Like a kid on Christmas eve, Vancouver Stealth captain Curtis Hodgson is excited.
“It is the calm before the storm, the day before Christmas,” he said with a laugh.
And Hodgson and his Stealth teammates cannot wait to open the 2016 National Lacrosse League season.
They will do so with a home game against the New England Black Wolves on Saturday, Jan. 9 at the Langley Events Centre, starting at 10 p.m. ET.
The Stealth are eager to put 2015 behind the team, a year in which they had their post-season fates in their own hands in the final game of the regular season — a win would have qualified them for the playoffs — but watched as it slipped away with a one-goal loss.
Vancouver finished 0-3 in one-goal games on their way to a 5-13 finish.
“My message to the guys this year is to be accountable and establish that winning culture again,” said Hodgson, who has suited up in the most games of any player in the Stealth’s franchise history.
The team has missed the post-season in both 2014 and 1015 after qualifying in six of the previous seven campaigns.
And to get back to the dance in 2016, the players and coaching staff all know what has to be done.
“You try and learn from last year and try and fix the problems that you had to hopefully move forward and expect a different result,” Hodgson said.
No team in the NLL gave up more goals than Vancouver’s 265, an average of 14.7 per game. The league average was 11.8.
“It is no secret: we gave up a lot of goals last year.

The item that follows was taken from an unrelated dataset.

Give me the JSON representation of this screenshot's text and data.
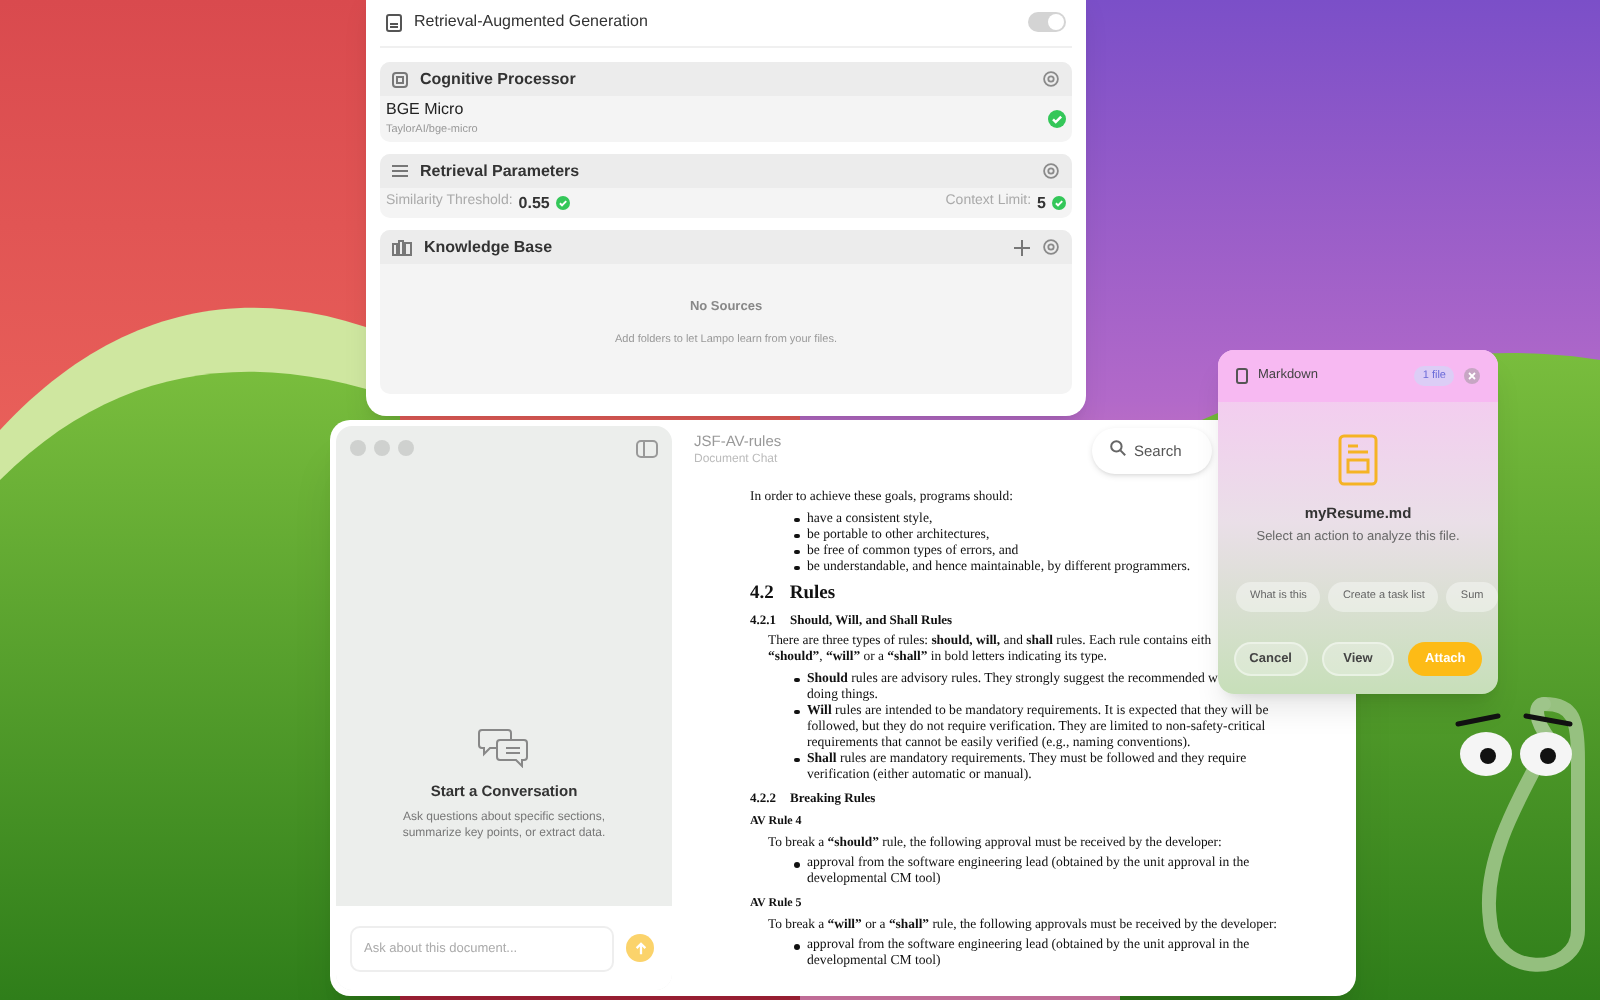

And I think it starts defensively. We addressed the needs that our team was missing last year,” Hodgson said.
A new man will start the season as the Stealth’s No. 1 goaltender as Eric Penney takes over from the retired Tyler Richards.
Penney’s goals against average was 14.74 in 2015 as he went 1-4. While his GAA ranked worst, the promising sign was that his save percentage (.754) had him ranked tied for 12th out of the 19 goaltenders who saw action.
He is also coming off a stellar summer Western Lacrosse Association season where he was named the league’s top goalie as well as co-rookie of the year with New Westminster.
“I learned a lot about the pace of the game last year and over the summer,” he said. “It’s a lot faster than it was in junior and the ball is always moving. The guys are so skilled at this level that you have to always be ready and play every shooter honest each and every possession.”
“I think as a team we have to stick to the game plan our coaches are putting forward. They have introduced a new system this year and if we stick to that I think we will be very successful,” he added.
“I think the biggest challenge for me this year will be the transition part of the game. It’s crucial to make a good/smart pass. It was something I really focused on improving over the off season, hopefully settling in as the starter and getting more minutes will help with my ability to see the floor and hit the open guy in transitional game situations.”
Chris Levis will back-up Penney as he returns to the league after a two-year absence.
Matt Beers should help shore up the defense as he returns after a year off.
Beers joins returnees Hodgson and Chris O’Dougherty, as well as free agent signees Jeff Moleski, Ian Hawksbee and Brier Jonathan.
While Jonathan is a rookie, the other five have a combined 42 years of NLL experience.
The added defensive depth, combined with their lacrosse IQ, should help both Penney and the team, Hodgson said.
The transition position should be helped by a fully healthy Tyler Garrison, who only suited up in six games last year. Mitch McMichael is also back as the team’s primary face-off option.
Justin Salt, Brandon Clelland and Travis Cornwall round out the position.
Up front, the Stealth added Garrett Billings.
The offense was middle of the pack at 11.7 goals per game and Billings should help boost that.
He joins the returning forward corps of Rhys Duch (41 goals, 103 points), Corey Small (32 goals, 75 points), Logan Schuss (22 goals, 66 points) and Joel McCready (30 goals, 51 points).
Cliff Smith (eight goals, 25 points) and rookie Jordan Durston round out the forward groups.
“(Garrett) adds a different element to the way we can hurt opponents,” said general manager Doug Locker. “I think he brings the ability to (not only) score goals … but to feed the ball, to really open up those lefties a bit more.”
Billings should also help the team’s power play, which was sixth in terms of percentage.
Overall, the special teams suffered in 2015. Vancouver had 29 power-play goals (they scored 45 but allowed 16) while allowing 46 when a man down (opposing teams scored 52 power-play goals compared to six Stealth short-handed markers) for a special teams differential of -17. Only Buffalo and Minnesota were worse at -18.
By Gary Ahuja (@VanStealthBeat) for NLL.com.